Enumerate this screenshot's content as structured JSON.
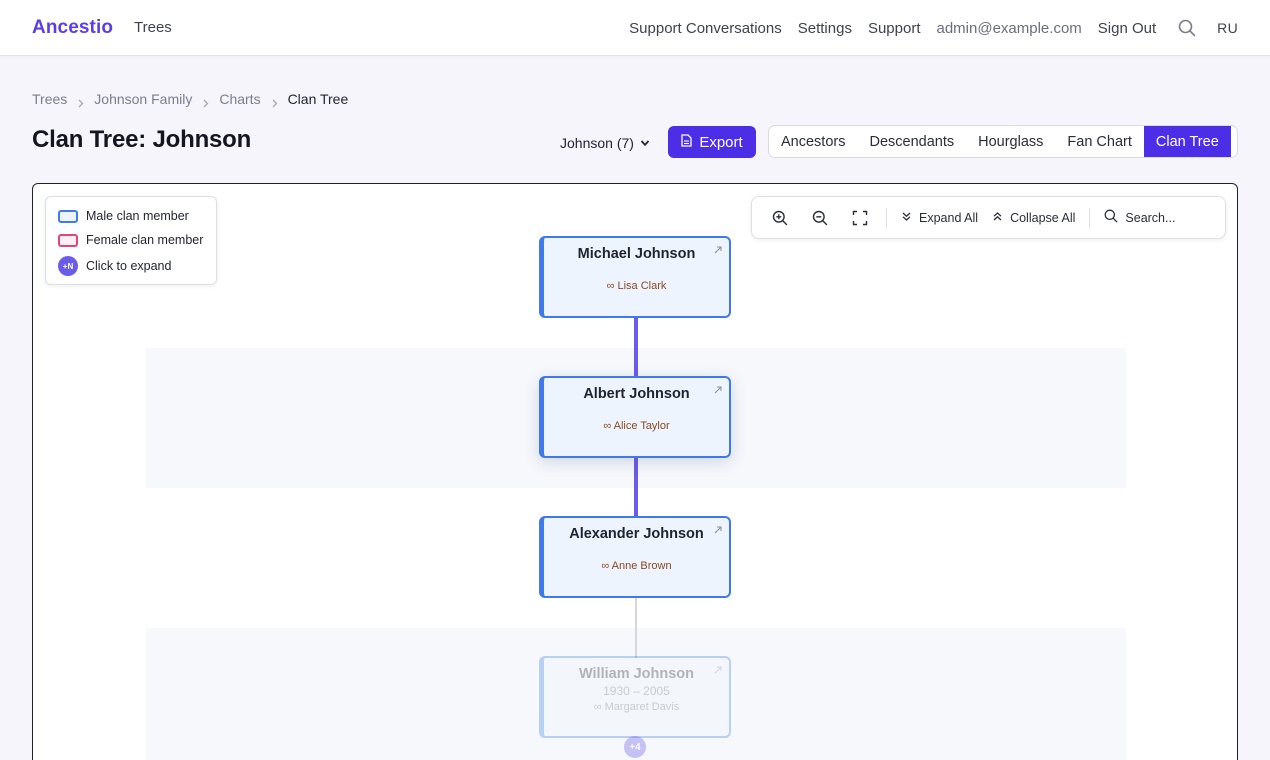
{
  "header": {
    "brand": "Ancestio",
    "nav_trees": "Trees",
    "links": {
      "support_conversations": "Support Conversations",
      "settings": "Settings",
      "support": "Support",
      "email": "admin@example.com",
      "sign_out": "Sign Out",
      "lang": "RU"
    },
    "icons": {
      "search": "search-icon"
    }
  },
  "breadcrumb": {
    "items": [
      "Trees",
      "Johnson Family",
      "Charts"
    ],
    "current": "Clan Tree"
  },
  "title": "Clan Tree: Johnson",
  "clan_select": {
    "value": "Johnson (7)"
  },
  "export_label": "Export",
  "view_tabs": [
    {
      "label": "Ancestors",
      "active": false
    },
    {
      "label": "Descendants",
      "active": false
    },
    {
      "label": "Hourglass",
      "active": false
    },
    {
      "label": "Fan Chart",
      "active": false
    },
    {
      "label": "Clan Tree",
      "active": true
    }
  ],
  "legend": {
    "male": "Male clan member",
    "female": "Female clan member",
    "expand": "Click to expand",
    "expand_badge": "+N"
  },
  "toolbar": {
    "expand_all": "Expand All",
    "collapse_all": "Collapse All",
    "search": "Search..."
  },
  "tree": {
    "nodes": [
      {
        "name": "Michael Johnson",
        "spouse": "∞ Lisa Clark"
      },
      {
        "name": "Albert Johnson",
        "spouse": "∞ Alice Taylor"
      },
      {
        "name": "Alexander Johnson",
        "spouse": "∞ Anne Brown"
      },
      {
        "name": "William Johnson",
        "dates": "1930 – 2005",
        "spouse": "∞ Margaret Davis"
      }
    ],
    "collapsed_badge": "+4"
  },
  "colors": {
    "brand": "#5b3ee6",
    "primary": "#4b2ee6",
    "male_border": "#3f7ae8",
    "female_border": "#e0457b",
    "connector": "#6a5ce8"
  }
}
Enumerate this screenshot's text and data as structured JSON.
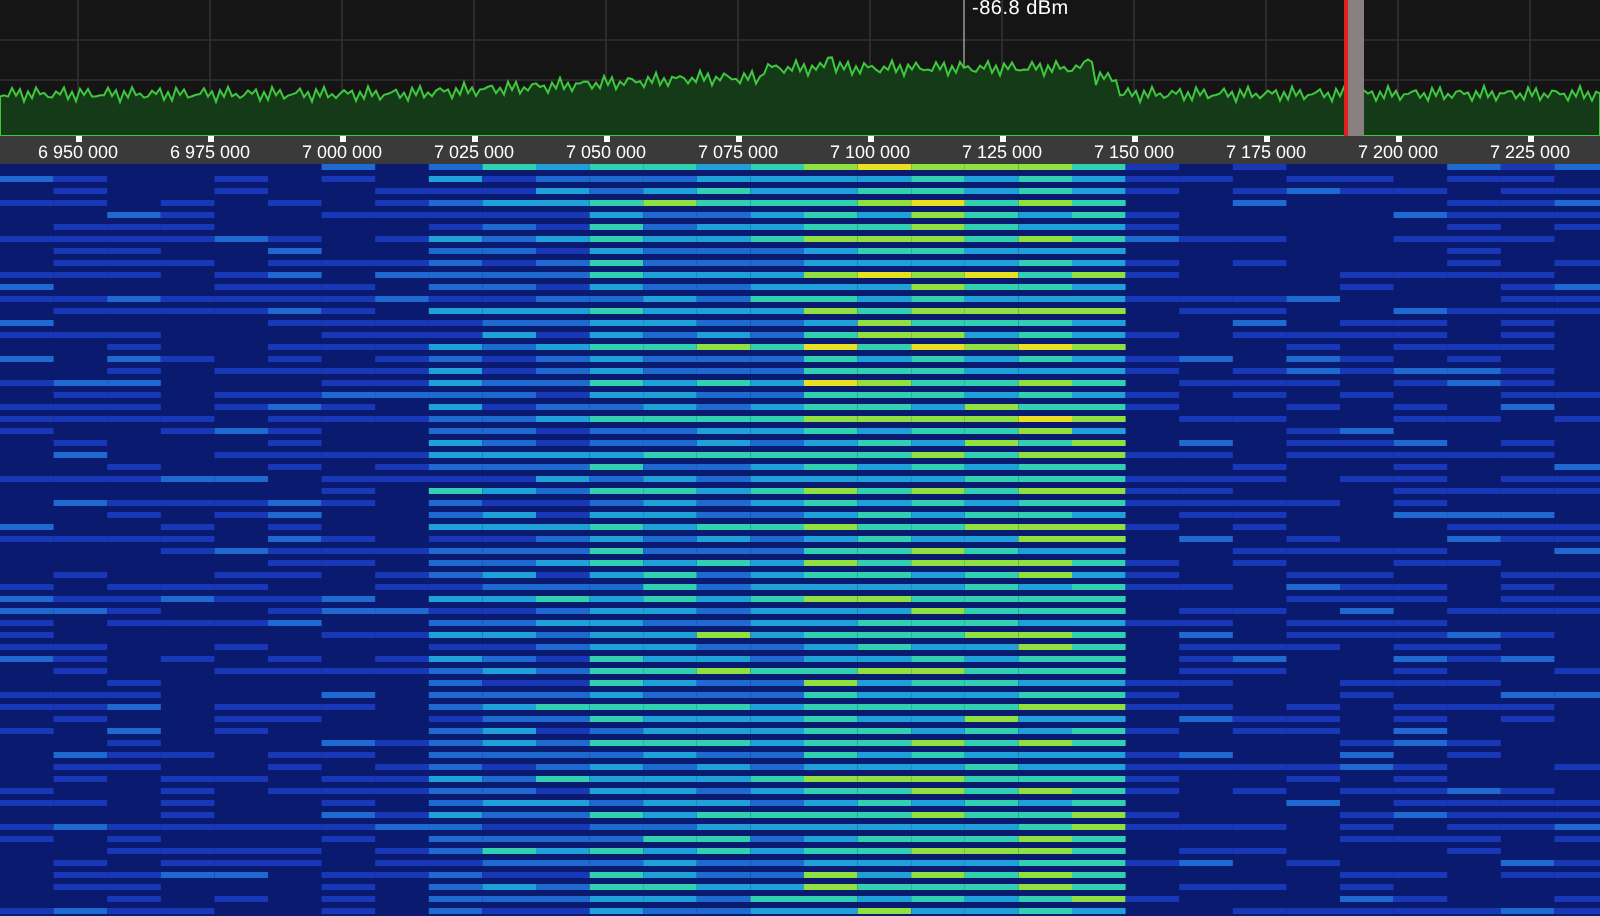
{
  "spectrum": {
    "readout": "-86.8 dBm"
  },
  "frequency_axis": {
    "labels": [
      "6 950 000",
      "6 975 000",
      "7 000 000",
      "7 025 000",
      "7 050 000",
      "7 075 000",
      "7 100 000",
      "7 125 000",
      "7 150 000",
      "7 175 000",
      "7 200 000",
      "7 225 000"
    ]
  }
}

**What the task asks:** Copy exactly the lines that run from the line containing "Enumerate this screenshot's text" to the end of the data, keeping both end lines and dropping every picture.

**Result for this task:**
Enumerate this screenshot's text and data as structured JSON.
{
  "spectrum": {
    "readout": "-86.8 dBm"
  },
  "frequency_axis": {
    "labels": [
      "6 950 000",
      "6 975 000",
      "7 000 000",
      "7 025 000",
      "7 050 000",
      "7 075 000",
      "7 100 000",
      "7 125 000",
      "7 150 000",
      "7 175 000",
      "7 200 000",
      "7 225 000"
    ]
  }
}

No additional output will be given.